- _Required work_
Without the pictures, print the lines from the one holding "Enumerate this screenshot's" through the last line below, both included, exactly as they stand.

Data entries:
=== Begin Enclosure ===

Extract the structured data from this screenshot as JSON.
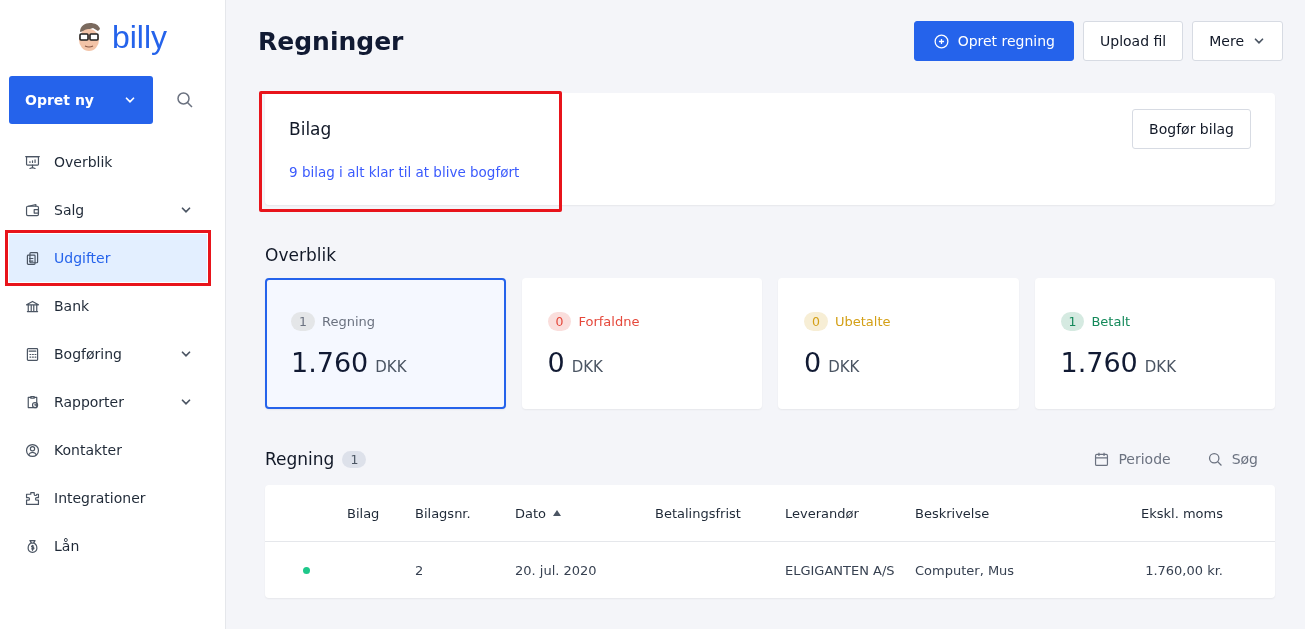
{
  "sidebar": {
    "logo": "billy",
    "create_button": "Opret ny",
    "items": [
      {
        "label": "Overblik",
        "expandable": false,
        "selected": false,
        "highlighted": false
      },
      {
        "label": "Salg",
        "expandable": true,
        "selected": false,
        "highlighted": false
      },
      {
        "label": "Udgifter",
        "expandable": false,
        "selected": true,
        "highlighted": true
      },
      {
        "label": "Bank",
        "expandable": false,
        "selected": false,
        "highlighted": false
      },
      {
        "label": "Bogføring",
        "expandable": true,
        "selected": false,
        "highlighted": false
      },
      {
        "label": "Rapporter",
        "expandable": true,
        "selected": false,
        "highlighted": false
      },
      {
        "label": "Kontakter",
        "expandable": false,
        "selected": false,
        "highlighted": false
      },
      {
        "label": "Integrationer",
        "expandable": false,
        "selected": false,
        "highlighted": false
      },
      {
        "label": "Lån",
        "expandable": false,
        "selected": false,
        "highlighted": false
      }
    ]
  },
  "header": {
    "title": "Regninger",
    "buttons": [
      {
        "label": "Opret regning",
        "kind": "primary"
      },
      {
        "label": "Upload fil",
        "kind": "secondary"
      },
      {
        "label": "Mere",
        "kind": "dropdown"
      }
    ]
  },
  "bilag": {
    "title": "Bilag",
    "link": "9 bilag i alt klar til at blive bogført",
    "button": "Bogfør bilag",
    "highlighted": true
  },
  "overview": {
    "title": "Overblik",
    "cards": [
      {
        "count": "1",
        "label": "Regning",
        "amount": "1.760",
        "currency": "DKK",
        "color": "#6b7280",
        "selected": true
      },
      {
        "count": "0",
        "label": "Forfaldne",
        "amount": "0",
        "currency": "DKK",
        "color": "#e5483b",
        "selected": false
      },
      {
        "count": "0",
        "label": "Ubetalte",
        "amount": "0",
        "currency": "DKK",
        "color": "#d4a017",
        "selected": false
      },
      {
        "count": "1",
        "label": "Betalt",
        "amount": "1.760",
        "currency": "DKK",
        "color": "#14895a",
        "selected": false
      }
    ]
  },
  "list": {
    "title": "Regning",
    "count": "1",
    "filters": [
      "Periode",
      "Søg"
    ],
    "table": {
      "columns": [
        {
          "label": "Bilag",
          "sorted": false
        },
        {
          "label": "Bilagsnr.",
          "sorted": false
        },
        {
          "label": "Dato",
          "sorted": true
        },
        {
          "label": "Betalingsfrist",
          "sorted": false
        },
        {
          "label": "Leverandør",
          "sorted": false
        },
        {
          "label": "Beskrivelse",
          "sorted": false
        },
        {
          "label": "Ekskl. moms",
          "sorted": false
        }
      ],
      "rows": [
        {
          "color": "#1ec88a",
          "cells": [
            null,
            "2",
            "20. jul. 2020",
            null,
            "ELGIGANTEN A/S",
            "Computer, Mus",
            "1.760,00 kr."
          ]
        }
      ]
    }
  }
}
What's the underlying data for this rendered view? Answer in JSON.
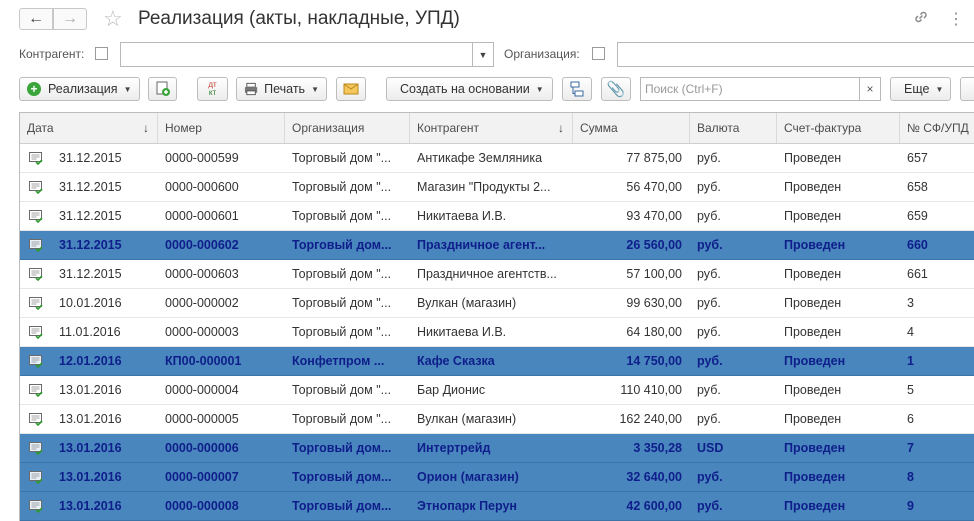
{
  "window": {
    "title": "Реализация (акты, накладные, УПД)",
    "icons": [
      "back-arrow-icon",
      "forward-arrow-icon",
      "star-icon",
      "link-icon",
      "more-icon"
    ]
  },
  "filters": {
    "contractor_label": "Контрагент:",
    "organization_label": "Организация:",
    "contractor_value": "",
    "organization_value": ""
  },
  "toolbar": {
    "create_label": "Реализация",
    "print_label": "Печать",
    "base_label": "Создать на основании",
    "search_placeholder": "Поиск (Ctrl+F)",
    "search_clear": "×",
    "more_label": "Еще",
    "dt_kt_top": "дт",
    "dt_kt_bottom": "кт"
  },
  "table": {
    "columns": [
      "Дата",
      "Номер",
      "Организация",
      "Контрагент",
      "Сумма",
      "Валюта",
      "Счет-фактура",
      "№ СФ/УПД"
    ],
    "sort_marks": [
      "↓",
      "↓"
    ],
    "rows": [
      {
        "date": "31.12.2015",
        "number": "0000-000599",
        "org": "Торговый дом \"...",
        "contractor": "Антикафе Земляника",
        "sum": "77 875,00",
        "currency": "руб.",
        "invoice": "Проведен",
        "sf": "657",
        "selected": false
      },
      {
        "date": "31.12.2015",
        "number": "0000-000600",
        "org": "Торговый дом \"...",
        "contractor": "Магазин \"Продукты 2...",
        "sum": "56 470,00",
        "currency": "руб.",
        "invoice": "Проведен",
        "sf": "658",
        "selected": false
      },
      {
        "date": "31.12.2015",
        "number": "0000-000601",
        "org": "Торговый дом \"...",
        "contractor": "Никитаева И.В.",
        "sum": "93 470,00",
        "currency": "руб.",
        "invoice": "Проведен",
        "sf": "659",
        "selected": false
      },
      {
        "date": "31.12.2015",
        "number": "0000-000602",
        "org": "Торговый дом...",
        "contractor": "Праздничное агент...",
        "sum": "26 560,00",
        "currency": "руб.",
        "invoice": "Проведен",
        "sf": "660",
        "selected": true
      },
      {
        "date": "31.12.2015",
        "number": "0000-000603",
        "org": "Торговый дом \"...",
        "contractor": "Праздничное агентств...",
        "sum": "57 100,00",
        "currency": "руб.",
        "invoice": "Проведен",
        "sf": "661",
        "selected": false
      },
      {
        "date": "10.01.2016",
        "number": "0000-000002",
        "org": "Торговый дом \"...",
        "contractor": "Вулкан (магазин)",
        "sum": "99 630,00",
        "currency": "руб.",
        "invoice": "Проведен",
        "sf": "3",
        "selected": false
      },
      {
        "date": "11.01.2016",
        "number": "0000-000003",
        "org": "Торговый дом \"...",
        "contractor": "Никитаева И.В.",
        "sum": "64 180,00",
        "currency": "руб.",
        "invoice": "Проведен",
        "sf": "4",
        "selected": false
      },
      {
        "date": "12.01.2016",
        "number": "КП00-000001",
        "org": "Конфетпром ...",
        "contractor": "Кафе Сказка",
        "sum": "14 750,00",
        "currency": "руб.",
        "invoice": "Проведен",
        "sf": "1",
        "selected": true
      },
      {
        "date": "13.01.2016",
        "number": "0000-000004",
        "org": "Торговый дом \"...",
        "contractor": "Бар Дионис",
        "sum": "110 410,00",
        "currency": "руб.",
        "invoice": "Проведен",
        "sf": "5",
        "selected": false
      },
      {
        "date": "13.01.2016",
        "number": "0000-000005",
        "org": "Торговый дом \"...",
        "contractor": "Вулкан (магазин)",
        "sum": "162 240,00",
        "currency": "руб.",
        "invoice": "Проведен",
        "sf": "6",
        "selected": false
      },
      {
        "date": "13.01.2016",
        "number": "0000-000006",
        "org": "Торговый дом...",
        "contractor": "Интертрейд",
        "sum": "3 350,28",
        "currency": "USD",
        "invoice": "Проведен",
        "sf": "7",
        "selected": true
      },
      {
        "date": "13.01.2016",
        "number": "0000-000007",
        "org": "Торговый дом...",
        "contractor": "Орион (магазин)",
        "sum": "32 640,00",
        "currency": "руб.",
        "invoice": "Проведен",
        "sf": "8",
        "selected": true
      },
      {
        "date": "13.01.2016",
        "number": "0000-000008",
        "org": "Торговый дом...",
        "contractor": "Этнопарк Перун",
        "sum": "42 600,00",
        "currency": "руб.",
        "invoice": "Проведен",
        "sf": "9",
        "selected": true
      }
    ]
  },
  "colors": {
    "selection": "#4a86be",
    "selected_text": "#0e1e8a",
    "accent_green": "#3aa53a"
  }
}
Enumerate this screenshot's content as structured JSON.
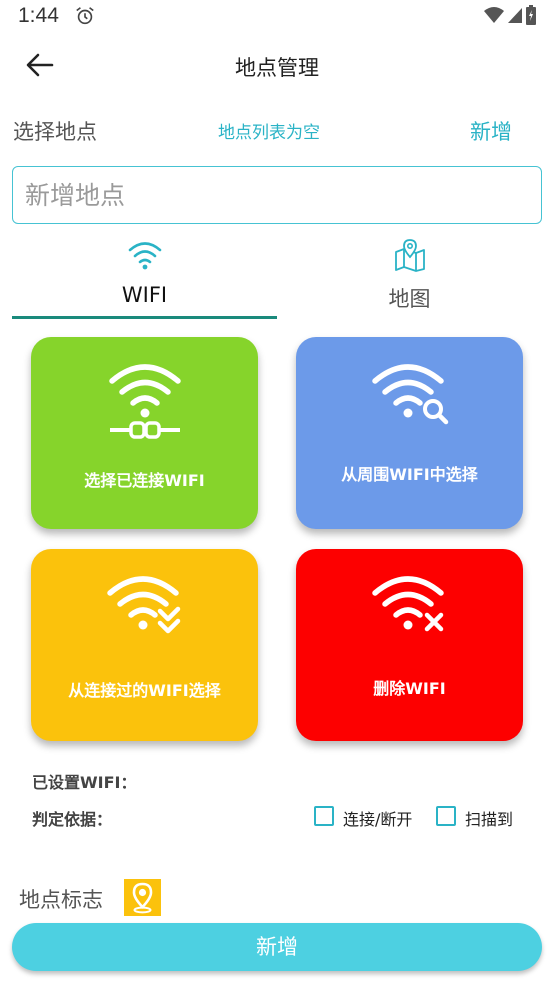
{
  "status_bar": {
    "time": "1:44",
    "icons": [
      "alarm-icon",
      "wifi-signal-icon",
      "cell-signal-icon",
      "battery-icon"
    ]
  },
  "header": {
    "title": "地点管理",
    "back_icon": "arrow-left-icon"
  },
  "location_select": {
    "label": "选择地点",
    "empty_text": "地点列表为空",
    "add_label": "新增"
  },
  "name_input": {
    "placeholder": "新增地点",
    "value": ""
  },
  "tabs": [
    {
      "label": "WIFI",
      "icon": "wifi-icon",
      "active": true
    },
    {
      "label": "地图",
      "icon": "map-icon",
      "active": false
    }
  ],
  "actions": [
    {
      "label": "选择已连接WIFI",
      "icon": "wifi-connected-icon",
      "color": "#86d42b"
    },
    {
      "label": "从周围WIFI中选择",
      "icon": "wifi-search-icon",
      "color": "#6c9ae9"
    },
    {
      "label": "从连接过的WIFI选择",
      "icon": "wifi-check-icon",
      "color": "#fbc20c"
    },
    {
      "label": "删除WIFI",
      "icon": "wifi-delete-icon",
      "color": "#fd0000"
    }
  ],
  "wifi_info": {
    "set_label": "已设置WIFI：",
    "judge_label": "判定依据："
  },
  "criteria": [
    {
      "label": "连接/断开",
      "checked": false
    },
    {
      "label": "扫描到",
      "checked": false
    }
  ],
  "marker": {
    "label": "地点标志",
    "icon": "map-pin-icon",
    "color": "#fbc20c"
  },
  "submit_label": "新增",
  "colors": {
    "accent": "#2ab3c6",
    "tab_indicator": "#1a8a7c",
    "button": "#4dd0e1"
  }
}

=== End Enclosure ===

- _Exercise result_
Enumerate this screenshot's content as structured JSON.
{
  "status_bar": {
    "time": "1:44",
    "icons": [
      "alarm-icon",
      "wifi-signal-icon",
      "cell-signal-icon",
      "battery-icon"
    ]
  },
  "header": {
    "title": "地点管理",
    "back_icon": "arrow-left-icon"
  },
  "location_select": {
    "label": "选择地点",
    "empty_text": "地点列表为空",
    "add_label": "新增"
  },
  "name_input": {
    "placeholder": "新增地点",
    "value": ""
  },
  "tabs": [
    {
      "label": "WIFI",
      "icon": "wifi-icon",
      "active": true
    },
    {
      "label": "地图",
      "icon": "map-icon",
      "active": false
    }
  ],
  "actions": [
    {
      "label": "选择已连接WIFI",
      "icon": "wifi-connected-icon",
      "color": "#86d42b"
    },
    {
      "label": "从周围WIFI中选择",
      "icon": "wifi-search-icon",
      "color": "#6c9ae9"
    },
    {
      "label": "从连接过的WIFI选择",
      "icon": "wifi-check-icon",
      "color": "#fbc20c"
    },
    {
      "label": "删除WIFI",
      "icon": "wifi-delete-icon",
      "color": "#fd0000"
    }
  ],
  "wifi_info": {
    "set_label": "已设置WIFI：",
    "judge_label": "判定依据："
  },
  "criteria": [
    {
      "label": "连接/断开",
      "checked": false
    },
    {
      "label": "扫描到",
      "checked": false
    }
  ],
  "marker": {
    "label": "地点标志",
    "icon": "map-pin-icon",
    "color": "#fbc20c"
  },
  "submit_label": "新增",
  "colors": {
    "accent": "#2ab3c6",
    "tab_indicator": "#1a8a7c",
    "button": "#4dd0e1"
  }
}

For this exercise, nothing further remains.